As an example, purchasing and operations managers are mostly interested in product information. Sales and marketing are mostly interested in customer information.
Madhu Nair, global product marketing manager for data management at SAS, a firm specializing in business analytics, told BI This Week that where organizations can derive the most value depends on several factors, including where the most business benefit resides, which is easier to tackle for quick wins, the company's analytical maturity, and the size of product line versus customer base. (Nair is responsible for managing SAS's data management products.)
When it comes to what impacts how an organization collects and manages its customer and product data, 76 percent said the need for more detailed analysis to support business objectives had a very high or the highest impact for those using customer data; 70 percent of respondents using product data cited the same factor. Close behind was an organization's increased need for internal reporting (at 68 and 69 percent respectively), the growing need for information access (at 67 and 63 percent), and its organizational or business growth (at 66 and 56 percent).
Unfortunately, enterprises are encountering problems with their customer and product data. For example, when asked about the management of their data, nearly 6 in 10 reported that data quality and accuracy were problematic at their organization. The difference between product data and customer data users was just one percentage point. Also on their list of concerns: accessing the right data, reconciling disparate data, and a lack of an organization view into the data. The timeliness of the data was also mentioned by at least 46 percent of respondents.
Given the pressures put on organizations to collect data and the problems they have, the most interesting results were about the state in which organizations are using external big data to make business decisions. (The survey defined big data as the "massive amounts of data collected over time that are difficult to analyze and handle using common database management tools," noting that "Big Data may include business transactions, photos, surveillance videos and activity logs such as sensor data as well as unstructured text posted on the Web, such as blogs and social media.")
Only 12 percent are actively using external big data; 5 percent are in the testing phase, and 11 percent are in the planning stage of their project. Although 39 percent claim to be exploring or considering use of external big data, 23 percent are not (9 percent don't know). Of those actually employing a big data strategy, 23 percent say their operations/processing area has such a strategy; 22 percent say it's marketing employing the strategy, and research/development and customer service both came in at 20 percent. Of those not actively using external big data, only 14 percent of organizations in the survey are very likely (and another 18 percent are likely) to use external big data by next year to make business decisions.
Nair explained that the numbers, although low, are not surprising. "Actually, numbers about big data usage are all over the map still. Big enterprises have some budget to explore big data. Startups are starting off with big data and the cloud. Midsize companies are the ones that are not able to get started as quickly. The costs are higher for skills and they still don't have personnel to execute on a big data strategy." Nair also noted that the enterprise's industry can also be a factor. "Financial services are one area adopting big data strategies early. The education industry is yet to start really using big data."
For those organizations that have implemented a strategy, only 64 percent have implemented a database management program, and just over half (53 percent) have implemented data security management.

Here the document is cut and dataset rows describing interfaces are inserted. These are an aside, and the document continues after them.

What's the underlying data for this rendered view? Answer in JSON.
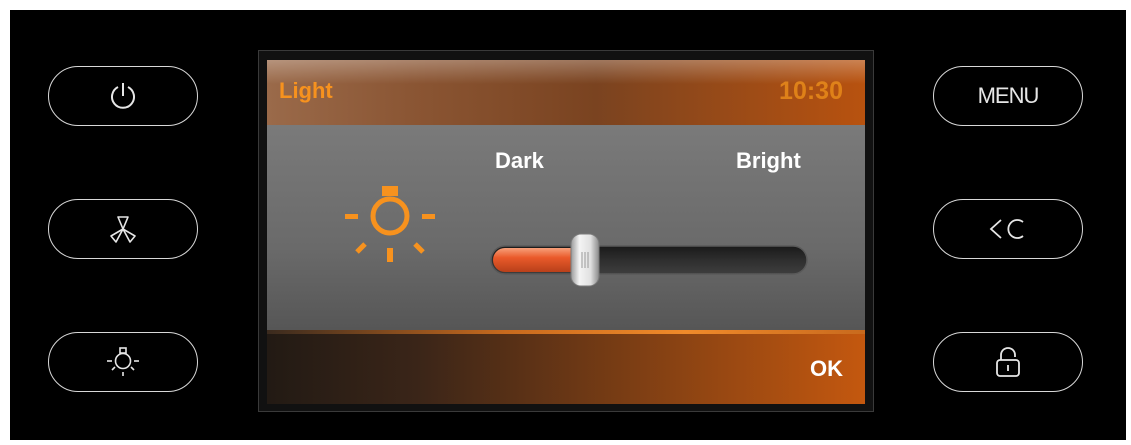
{
  "screen": {
    "title": "Light",
    "clock": "10:30",
    "slider": {
      "min_label": "Dark",
      "max_label": "Bright",
      "value": 0.25
    },
    "ok_label": "OK"
  },
  "left_buttons": [
    {
      "icon": "power-icon"
    },
    {
      "icon": "fan-icon"
    },
    {
      "icon": "light-bulb-icon"
    }
  ],
  "right_buttons": [
    {
      "label": "MENU"
    },
    {
      "icon": "back-icon"
    },
    {
      "icon": "lock-icon"
    }
  ],
  "colors": {
    "accent": "#f7921e",
    "slider_fill": "#e85a2a",
    "panel": "#000000"
  }
}
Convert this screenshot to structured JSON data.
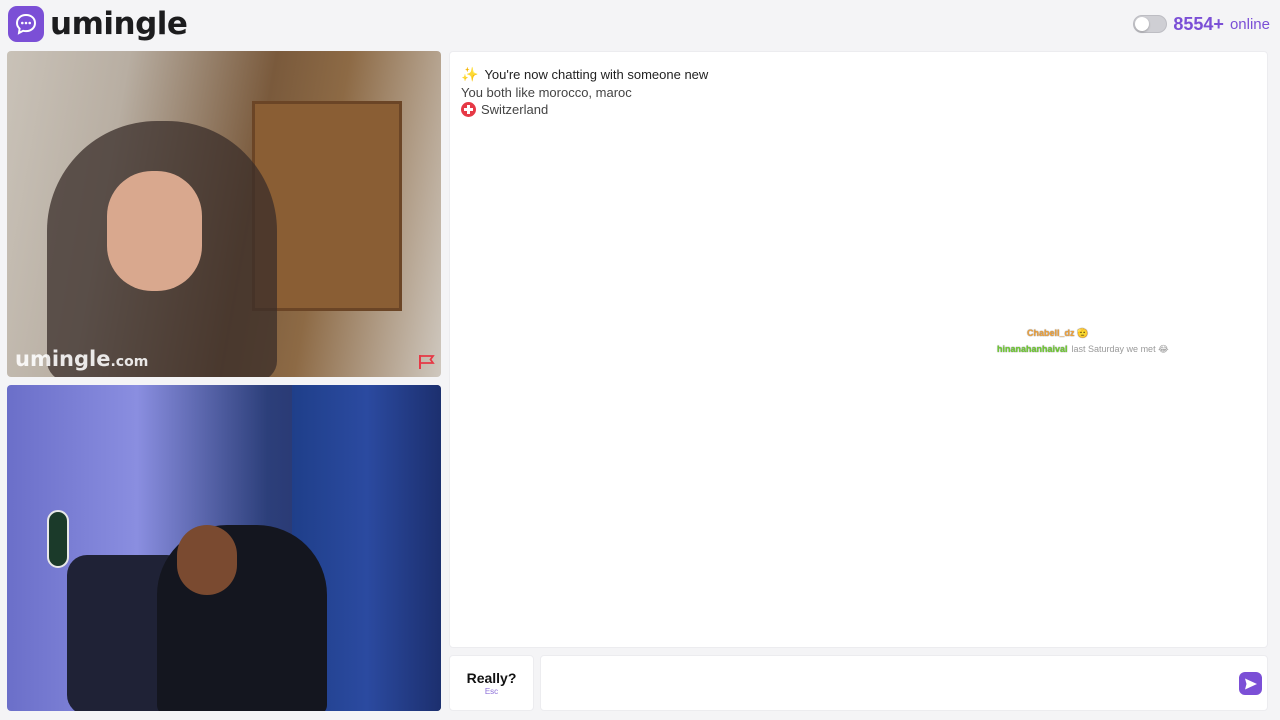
{
  "header": {
    "brand_name": "umingle",
    "online_count": "8554+",
    "online_label": "online"
  },
  "videos": {
    "watermark_main": "umingle",
    "watermark_suffix": ".com"
  },
  "chat": {
    "status_text": "You're now chatting with someone new",
    "common_interests": "You both like morocco, maroc",
    "country": "Switzerland",
    "overlay": {
      "user1": "Chabell_dz",
      "user1_emoji": "🫡",
      "user2": "hinanahanhaival",
      "message": "last Saturday we met 😂"
    }
  },
  "controls": {
    "skip_label": "Really?",
    "skip_hint": "Esc",
    "message_placeholder": ""
  },
  "colors": {
    "accent": "#7b4fd6",
    "flag_red": "#e63946"
  },
  "icons": {
    "brand": "chat-bubble-icon",
    "report": "flag-icon",
    "send": "send-icon",
    "sparkle": "sparkle-icon"
  }
}
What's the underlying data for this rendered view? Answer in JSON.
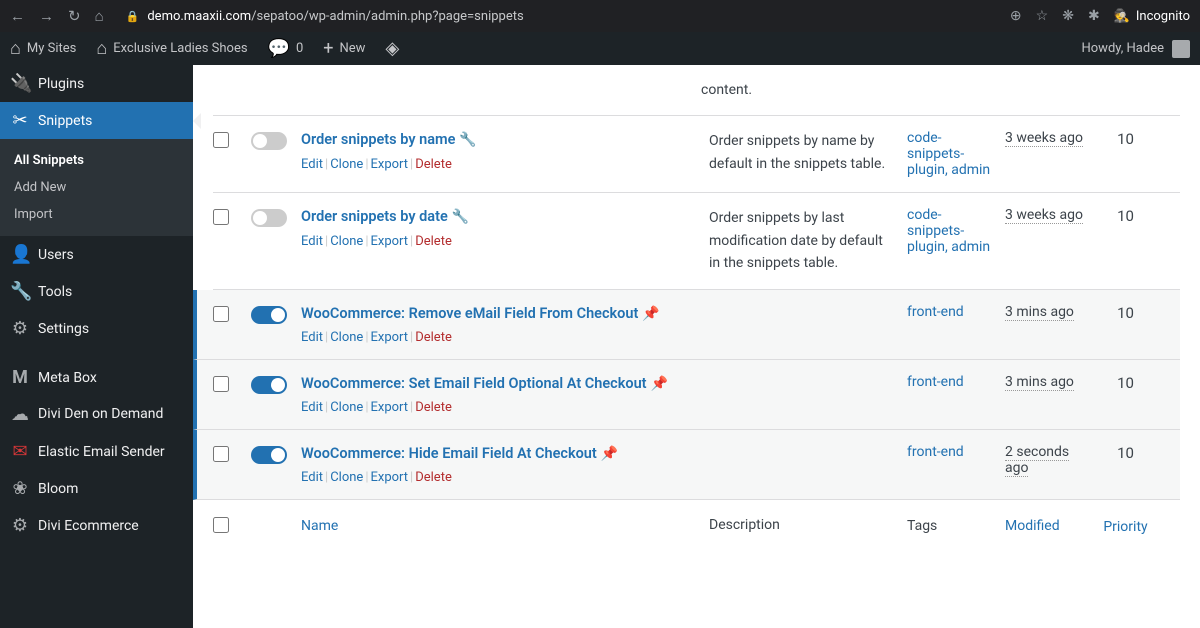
{
  "browser": {
    "url_domain": "demo.maaxii.com",
    "url_path": "/sepatoo/wp-admin/admin.php?page=snippets",
    "incognito": "Incognito"
  },
  "toolbar": {
    "my_sites": "My Sites",
    "site_name": "Exclusive Ladies Shoes",
    "comments": "0",
    "new": "New",
    "greeting": "Howdy, Hadee"
  },
  "sidebar": {
    "plugins": "Plugins",
    "snippets": "Snippets",
    "submenu": {
      "all": "All Snippets",
      "add": "Add New",
      "import": "Import"
    },
    "users": "Users",
    "tools": "Tools",
    "settings": "Settings",
    "meta_box": "Meta Box",
    "divi_den": "Divi Den on Demand",
    "elastic": "Elastic Email Sender",
    "bloom": "Bloom",
    "divi_ecom": "Divi Ecommerce"
  },
  "actions": {
    "edit": "Edit",
    "clone": "Clone",
    "export": "Export",
    "delete": "Delete"
  },
  "columns": {
    "name": "Name",
    "description": "Description",
    "tags": "Tags",
    "modified": "Modified",
    "priority": "Priority"
  },
  "rows": [
    {
      "title": "Order snippets by name",
      "active": false,
      "highlighted": false,
      "pin": true,
      "pin_style": "wrench",
      "desc": "Order snippets by name by default in the snippets table.",
      "tags": "code-snippets-plugin, admin",
      "modified": "3 weeks ago",
      "priority": "10"
    },
    {
      "title": "Order snippets by date",
      "active": false,
      "highlighted": false,
      "pin": true,
      "pin_style": "wrench",
      "desc": "Order snippets by last modification date by default in the snippets table.",
      "tags": "code-snippets-plugin, admin",
      "modified": "3 weeks ago",
      "priority": "10"
    },
    {
      "title": "WooCommerce: Remove eMail Field From Checkout",
      "active": true,
      "highlighted": true,
      "pin": true,
      "pin_style": "pin",
      "desc": "",
      "tags": "front-end",
      "modified": "3 mins ago",
      "priority": "10"
    },
    {
      "title": "WooCommerce: Set Email Field Optional At Checkout",
      "active": true,
      "highlighted": true,
      "pin": true,
      "pin_style": "pin",
      "desc": "",
      "tags": "front-end",
      "modified": "3 mins ago",
      "priority": "10"
    },
    {
      "title": "WooCommerce: Hide Email Field At Checkout",
      "active": true,
      "highlighted": true,
      "pin": true,
      "pin_style": "pin",
      "desc": "",
      "tags": "front-end",
      "modified": "2 seconds ago",
      "priority": "10"
    }
  ],
  "top_fragment": "content."
}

Nearly as many (52 percent) have a data warehousing or business intelligence management program in place. Other data management programs fare far worse: only a third (33 percent) have a data governance program in place for their customer or business data; less than one-quarter (23 percent) have MDM in place, and 21 percent are using metadata management.
When asked about the low figure for data governance, Nair told BI This Week that "Both big data and data governance are relatively new concepts. Organizations are still maturing in both these fields. In big data governance, security guidelines are still being drawn to establish data ownership and customer data privacy. Furthermore, with big data, everything is big. When operating at scale, benefits are big and challenges are big. Big data governance will be a fast-changing field as cloud, big data, and governance all mature."
Even for those with a strategy, use of data is still in its infancy; 36 percent say no more than a quarter of their customer data comes from external big data sources; the figure is 50 percent for product data.
When asked about the low percentage of enterprises using external big data, Nair pointed out that "Big data is here to stay and SAS In-Memory technologies are already delivering big benefits to organizations around the world including ContactLab, Cosmos Bank, Hong Kong Efficiency Unit, and The Internal Revenue Service. Those who kick off big data strategies early will see greater competitive advantage than those who wait."
The report is available at no cost here, although registration is required for access.